== Segment start ==

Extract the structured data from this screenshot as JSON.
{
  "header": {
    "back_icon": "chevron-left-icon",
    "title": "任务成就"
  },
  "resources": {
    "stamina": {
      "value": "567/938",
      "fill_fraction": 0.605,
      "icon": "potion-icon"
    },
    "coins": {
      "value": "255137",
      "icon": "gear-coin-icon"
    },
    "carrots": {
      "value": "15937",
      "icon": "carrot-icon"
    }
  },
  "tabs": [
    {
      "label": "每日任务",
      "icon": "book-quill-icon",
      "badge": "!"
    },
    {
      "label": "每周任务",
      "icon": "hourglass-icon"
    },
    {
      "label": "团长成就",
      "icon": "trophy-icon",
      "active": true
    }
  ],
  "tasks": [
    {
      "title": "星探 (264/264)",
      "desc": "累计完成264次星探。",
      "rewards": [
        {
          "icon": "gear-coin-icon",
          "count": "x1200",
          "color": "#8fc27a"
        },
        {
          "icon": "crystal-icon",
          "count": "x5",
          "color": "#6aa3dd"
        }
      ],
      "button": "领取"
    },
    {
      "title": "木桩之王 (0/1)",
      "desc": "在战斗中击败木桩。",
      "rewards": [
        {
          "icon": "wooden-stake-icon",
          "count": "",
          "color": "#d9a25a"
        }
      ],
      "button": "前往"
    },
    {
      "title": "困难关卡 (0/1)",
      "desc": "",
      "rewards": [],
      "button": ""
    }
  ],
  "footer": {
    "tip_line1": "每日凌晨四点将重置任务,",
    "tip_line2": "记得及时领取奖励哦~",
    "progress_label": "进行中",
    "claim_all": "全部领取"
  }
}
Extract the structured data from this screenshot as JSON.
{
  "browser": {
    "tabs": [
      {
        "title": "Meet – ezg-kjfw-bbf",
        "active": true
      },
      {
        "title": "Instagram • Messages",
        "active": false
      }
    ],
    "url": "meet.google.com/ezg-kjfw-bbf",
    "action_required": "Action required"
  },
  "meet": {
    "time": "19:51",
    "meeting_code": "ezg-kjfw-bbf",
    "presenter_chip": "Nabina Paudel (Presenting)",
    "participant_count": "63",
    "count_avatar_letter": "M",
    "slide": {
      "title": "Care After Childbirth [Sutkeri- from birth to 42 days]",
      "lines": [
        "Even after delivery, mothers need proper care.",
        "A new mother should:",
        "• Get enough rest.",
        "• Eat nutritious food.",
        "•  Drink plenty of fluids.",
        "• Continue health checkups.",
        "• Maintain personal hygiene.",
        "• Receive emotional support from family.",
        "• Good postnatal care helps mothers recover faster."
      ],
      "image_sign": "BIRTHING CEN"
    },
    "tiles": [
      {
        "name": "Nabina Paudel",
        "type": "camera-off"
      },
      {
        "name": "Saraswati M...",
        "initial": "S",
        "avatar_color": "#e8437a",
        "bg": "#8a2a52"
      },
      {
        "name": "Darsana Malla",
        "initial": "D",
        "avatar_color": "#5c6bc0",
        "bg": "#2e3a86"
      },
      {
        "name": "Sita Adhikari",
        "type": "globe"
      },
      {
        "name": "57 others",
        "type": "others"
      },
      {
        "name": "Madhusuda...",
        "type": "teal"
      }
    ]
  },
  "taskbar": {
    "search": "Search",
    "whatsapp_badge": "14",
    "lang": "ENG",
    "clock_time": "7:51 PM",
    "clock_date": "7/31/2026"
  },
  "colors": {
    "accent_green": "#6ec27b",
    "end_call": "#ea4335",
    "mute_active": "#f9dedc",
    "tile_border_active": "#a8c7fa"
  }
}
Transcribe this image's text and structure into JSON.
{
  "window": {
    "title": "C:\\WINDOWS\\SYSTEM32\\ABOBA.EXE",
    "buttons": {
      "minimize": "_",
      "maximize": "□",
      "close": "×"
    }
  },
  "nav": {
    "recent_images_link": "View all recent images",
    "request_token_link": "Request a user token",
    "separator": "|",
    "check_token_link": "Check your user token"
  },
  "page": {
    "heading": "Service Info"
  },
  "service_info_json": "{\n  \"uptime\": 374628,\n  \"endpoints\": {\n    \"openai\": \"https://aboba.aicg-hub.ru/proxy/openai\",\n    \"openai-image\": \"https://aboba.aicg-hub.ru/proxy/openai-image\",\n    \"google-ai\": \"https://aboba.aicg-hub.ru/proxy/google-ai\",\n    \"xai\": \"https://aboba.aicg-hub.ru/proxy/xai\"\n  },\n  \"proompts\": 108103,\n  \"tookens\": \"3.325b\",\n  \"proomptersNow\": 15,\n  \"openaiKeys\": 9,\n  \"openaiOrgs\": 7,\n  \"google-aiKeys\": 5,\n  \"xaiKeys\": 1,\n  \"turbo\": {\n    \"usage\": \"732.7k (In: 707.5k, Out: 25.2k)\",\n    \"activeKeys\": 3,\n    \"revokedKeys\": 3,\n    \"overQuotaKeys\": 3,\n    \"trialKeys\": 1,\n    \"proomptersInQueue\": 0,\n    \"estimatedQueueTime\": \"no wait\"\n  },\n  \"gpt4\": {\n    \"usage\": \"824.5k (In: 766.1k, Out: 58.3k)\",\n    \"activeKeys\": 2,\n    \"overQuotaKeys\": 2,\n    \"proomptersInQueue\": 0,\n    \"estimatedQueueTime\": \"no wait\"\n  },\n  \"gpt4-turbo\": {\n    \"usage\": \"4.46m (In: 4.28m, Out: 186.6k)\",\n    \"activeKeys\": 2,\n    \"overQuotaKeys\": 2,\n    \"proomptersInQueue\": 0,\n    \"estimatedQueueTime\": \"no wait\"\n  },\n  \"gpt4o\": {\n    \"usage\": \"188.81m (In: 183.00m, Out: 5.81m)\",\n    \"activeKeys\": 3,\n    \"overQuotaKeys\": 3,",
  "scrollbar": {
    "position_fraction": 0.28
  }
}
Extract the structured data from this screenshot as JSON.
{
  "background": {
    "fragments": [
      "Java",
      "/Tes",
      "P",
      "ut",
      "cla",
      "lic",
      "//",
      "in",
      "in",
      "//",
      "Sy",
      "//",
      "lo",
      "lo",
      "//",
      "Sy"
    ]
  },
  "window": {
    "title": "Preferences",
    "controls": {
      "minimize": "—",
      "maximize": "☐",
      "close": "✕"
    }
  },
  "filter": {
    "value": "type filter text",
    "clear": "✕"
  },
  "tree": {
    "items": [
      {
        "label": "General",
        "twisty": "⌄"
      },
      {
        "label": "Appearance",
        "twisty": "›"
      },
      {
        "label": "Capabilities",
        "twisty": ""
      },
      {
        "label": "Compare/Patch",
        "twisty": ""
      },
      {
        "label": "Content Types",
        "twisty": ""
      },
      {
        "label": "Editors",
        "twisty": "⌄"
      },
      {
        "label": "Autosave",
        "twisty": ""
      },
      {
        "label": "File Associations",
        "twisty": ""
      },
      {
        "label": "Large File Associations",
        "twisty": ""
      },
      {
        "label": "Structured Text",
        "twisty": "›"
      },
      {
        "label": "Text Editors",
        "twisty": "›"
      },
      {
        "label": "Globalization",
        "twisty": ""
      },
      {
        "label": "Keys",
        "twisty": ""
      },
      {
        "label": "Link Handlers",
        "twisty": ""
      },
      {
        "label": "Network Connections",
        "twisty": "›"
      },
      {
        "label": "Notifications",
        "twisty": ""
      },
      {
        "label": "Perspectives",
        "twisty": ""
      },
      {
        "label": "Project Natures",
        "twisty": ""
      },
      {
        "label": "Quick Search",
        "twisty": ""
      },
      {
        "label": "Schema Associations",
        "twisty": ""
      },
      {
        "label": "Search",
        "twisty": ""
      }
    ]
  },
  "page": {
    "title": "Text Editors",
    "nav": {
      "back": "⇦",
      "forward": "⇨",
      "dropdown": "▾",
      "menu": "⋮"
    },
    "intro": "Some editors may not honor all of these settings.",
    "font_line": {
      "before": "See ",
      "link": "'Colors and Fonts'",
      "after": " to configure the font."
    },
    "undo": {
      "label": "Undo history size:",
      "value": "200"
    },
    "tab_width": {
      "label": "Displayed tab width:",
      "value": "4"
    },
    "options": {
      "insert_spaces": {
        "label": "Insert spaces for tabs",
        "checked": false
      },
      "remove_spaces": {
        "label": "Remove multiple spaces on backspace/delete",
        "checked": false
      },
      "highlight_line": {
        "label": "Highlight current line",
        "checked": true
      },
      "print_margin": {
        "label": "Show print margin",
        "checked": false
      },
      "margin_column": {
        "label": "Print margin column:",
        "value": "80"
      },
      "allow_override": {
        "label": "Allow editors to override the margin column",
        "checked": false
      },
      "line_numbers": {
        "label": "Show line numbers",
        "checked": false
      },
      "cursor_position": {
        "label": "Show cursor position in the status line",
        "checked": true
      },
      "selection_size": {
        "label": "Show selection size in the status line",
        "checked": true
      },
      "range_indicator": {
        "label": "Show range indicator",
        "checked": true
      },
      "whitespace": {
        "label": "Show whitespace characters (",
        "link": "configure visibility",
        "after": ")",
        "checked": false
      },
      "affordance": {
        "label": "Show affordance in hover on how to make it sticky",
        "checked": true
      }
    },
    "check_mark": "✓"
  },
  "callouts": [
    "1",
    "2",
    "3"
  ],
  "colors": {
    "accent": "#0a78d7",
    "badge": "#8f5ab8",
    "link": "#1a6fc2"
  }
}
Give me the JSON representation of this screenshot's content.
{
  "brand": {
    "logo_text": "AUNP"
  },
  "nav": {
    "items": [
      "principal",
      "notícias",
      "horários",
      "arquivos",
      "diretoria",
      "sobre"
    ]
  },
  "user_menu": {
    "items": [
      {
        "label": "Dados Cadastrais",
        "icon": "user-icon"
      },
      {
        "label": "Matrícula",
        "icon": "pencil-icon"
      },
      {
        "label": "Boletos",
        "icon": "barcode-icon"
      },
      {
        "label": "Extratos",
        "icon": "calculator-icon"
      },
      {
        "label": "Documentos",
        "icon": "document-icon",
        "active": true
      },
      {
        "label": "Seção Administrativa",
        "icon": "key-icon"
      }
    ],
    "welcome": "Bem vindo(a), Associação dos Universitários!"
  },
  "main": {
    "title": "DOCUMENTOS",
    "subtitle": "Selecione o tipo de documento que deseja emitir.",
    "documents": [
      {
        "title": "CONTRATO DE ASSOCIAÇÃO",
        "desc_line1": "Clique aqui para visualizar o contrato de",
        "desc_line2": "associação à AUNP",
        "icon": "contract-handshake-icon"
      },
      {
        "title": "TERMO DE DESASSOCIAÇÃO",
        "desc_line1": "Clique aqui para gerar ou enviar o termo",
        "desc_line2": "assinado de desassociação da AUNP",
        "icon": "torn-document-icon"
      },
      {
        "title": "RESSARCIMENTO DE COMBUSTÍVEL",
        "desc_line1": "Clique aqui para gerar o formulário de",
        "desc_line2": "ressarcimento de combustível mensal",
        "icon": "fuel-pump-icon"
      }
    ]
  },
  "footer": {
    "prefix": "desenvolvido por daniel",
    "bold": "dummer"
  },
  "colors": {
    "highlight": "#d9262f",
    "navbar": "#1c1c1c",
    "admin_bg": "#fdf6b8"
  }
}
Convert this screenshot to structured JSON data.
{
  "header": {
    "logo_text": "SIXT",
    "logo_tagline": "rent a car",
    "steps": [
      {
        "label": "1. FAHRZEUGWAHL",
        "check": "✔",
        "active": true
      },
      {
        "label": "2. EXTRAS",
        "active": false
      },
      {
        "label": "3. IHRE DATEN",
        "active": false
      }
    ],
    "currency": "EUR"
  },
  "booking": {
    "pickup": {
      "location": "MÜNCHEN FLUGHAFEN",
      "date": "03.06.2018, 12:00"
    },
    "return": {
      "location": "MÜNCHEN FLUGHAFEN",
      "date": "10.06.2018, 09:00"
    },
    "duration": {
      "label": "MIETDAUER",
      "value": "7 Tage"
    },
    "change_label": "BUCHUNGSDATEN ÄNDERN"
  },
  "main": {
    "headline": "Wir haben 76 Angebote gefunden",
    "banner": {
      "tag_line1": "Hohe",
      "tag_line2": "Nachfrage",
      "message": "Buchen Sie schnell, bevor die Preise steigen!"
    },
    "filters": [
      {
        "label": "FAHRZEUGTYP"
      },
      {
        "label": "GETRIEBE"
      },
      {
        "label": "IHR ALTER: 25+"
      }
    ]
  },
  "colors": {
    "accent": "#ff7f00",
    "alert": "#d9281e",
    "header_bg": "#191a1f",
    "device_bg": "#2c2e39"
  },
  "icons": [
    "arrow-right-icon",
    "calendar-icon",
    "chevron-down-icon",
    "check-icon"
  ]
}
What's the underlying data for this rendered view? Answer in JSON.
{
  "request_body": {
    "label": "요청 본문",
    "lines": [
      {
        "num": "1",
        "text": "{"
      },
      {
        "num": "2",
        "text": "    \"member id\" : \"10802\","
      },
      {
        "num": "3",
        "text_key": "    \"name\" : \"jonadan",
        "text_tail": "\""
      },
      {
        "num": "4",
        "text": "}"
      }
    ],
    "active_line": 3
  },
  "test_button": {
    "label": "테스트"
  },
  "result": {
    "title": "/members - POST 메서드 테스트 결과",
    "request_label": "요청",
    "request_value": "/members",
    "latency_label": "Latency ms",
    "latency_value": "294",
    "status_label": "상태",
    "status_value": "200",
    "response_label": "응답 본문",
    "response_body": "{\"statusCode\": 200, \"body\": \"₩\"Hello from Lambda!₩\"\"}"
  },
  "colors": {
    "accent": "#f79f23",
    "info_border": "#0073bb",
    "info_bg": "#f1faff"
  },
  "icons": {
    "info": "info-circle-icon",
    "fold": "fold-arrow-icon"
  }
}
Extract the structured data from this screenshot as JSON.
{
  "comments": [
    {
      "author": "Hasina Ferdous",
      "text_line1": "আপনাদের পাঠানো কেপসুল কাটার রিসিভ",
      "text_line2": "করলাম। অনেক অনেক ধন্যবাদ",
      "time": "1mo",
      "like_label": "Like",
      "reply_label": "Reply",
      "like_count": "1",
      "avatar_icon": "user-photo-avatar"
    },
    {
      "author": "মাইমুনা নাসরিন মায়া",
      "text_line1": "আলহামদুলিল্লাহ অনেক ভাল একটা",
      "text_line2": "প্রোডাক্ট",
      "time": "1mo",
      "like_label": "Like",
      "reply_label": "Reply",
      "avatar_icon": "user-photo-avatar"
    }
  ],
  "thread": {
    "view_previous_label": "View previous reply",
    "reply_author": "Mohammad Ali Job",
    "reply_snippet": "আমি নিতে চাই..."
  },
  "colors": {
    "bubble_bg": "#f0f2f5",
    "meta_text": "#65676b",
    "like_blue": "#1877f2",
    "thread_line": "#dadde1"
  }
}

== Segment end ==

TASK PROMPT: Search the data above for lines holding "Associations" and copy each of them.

WRITTEN ANSWER:
        "label": "File Associations",
        "label": "Large File Associations",
        "label": "Schema Associations",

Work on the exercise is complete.